By Mike Colpitts
Home sales soared by lucky numbers in August, rising 7.7% to a seasonally adjusted annual rate of 5.03 million units, despite a tough economy, according to the National Association of Realtors. The jump in existing sales is a positive sign for the economy, which has been battling to recover from its downturn.
The rate of exisiting home sales is also higher than last year, which soared 18.6% on an annualized basis from 4.24 million units in August 2010.
Investors accounted for nearly one-in-four purchases during the month (22%) as lower home prices and record all-time low mortgage rates drove an increase from 18% in July.

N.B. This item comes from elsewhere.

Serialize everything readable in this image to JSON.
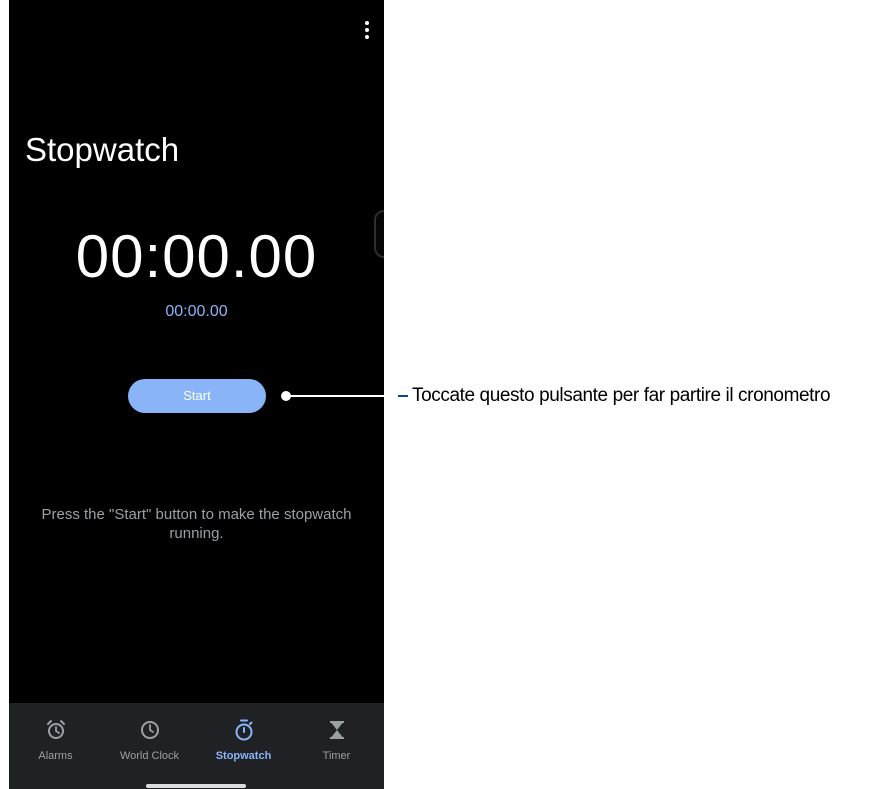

The run-up in investor buying, however, was off-set by another increase in purchases by first time buyers, who made 32% of home purchases during the month.

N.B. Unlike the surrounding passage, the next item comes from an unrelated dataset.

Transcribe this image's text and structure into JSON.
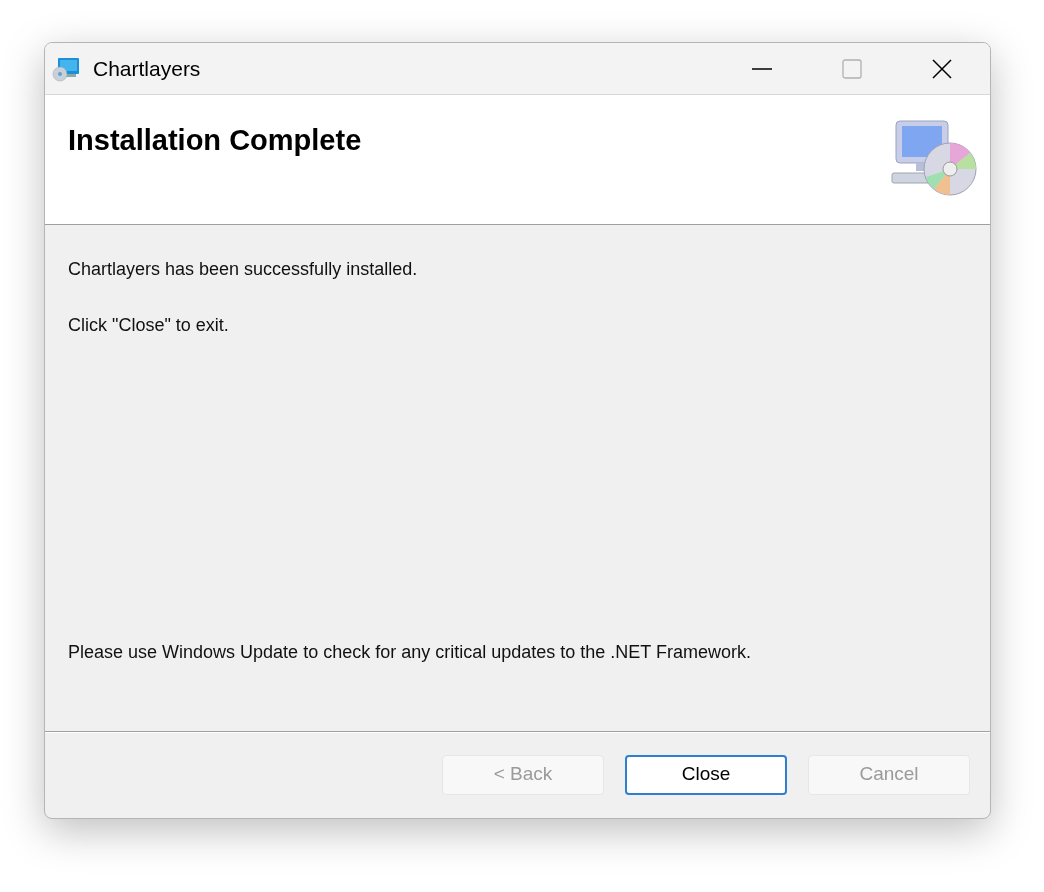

Home sales have been heavily dependent on first time buyers and investors in the current marketplace with few move-up buyers able to make purchases. First time buyers made up 31% of purchases for August 2010, a year ago.
All cash transactions accounted for 29% of purchases in August, which was identical to July and close to year ago levels (28%). Investors pulling their cash out of other investments like stocks and other financials make up the highest percentage of all cash purchases.
“Investors were more active in absorbing foreclosed properties,” said Lawrence Yun, NAR chief economist. “In addition to bargain hunting, some investors are in the market to hedge against higher inflation.
“We had some disruptions from Hurricane Irene in the closing weekend of August, when many sales normally are finalized, along the Eastern seaboard and in New England ,” Yun said. “As a result, the Northeast saw the smallest sales gain in August, and some general impact is expected in September with widespread flooding from Tropical Storm Lee. Aberrations in housing data are possible over the next couple months as markets recover from disrupted closings and storm damage.”
Record low mortgage rates in September may send home sales even higher during the month. The conventional 30-year fixed rate loan fell to an average of 4.27% in August, down from 4.55% in July, and then dropped to a low of 4.12% in September. Rates on accompanying 15-year fixed rate loans and adjustable rate mortgages remain near record all-time lows as lenders try to attract more mortgage buying activity.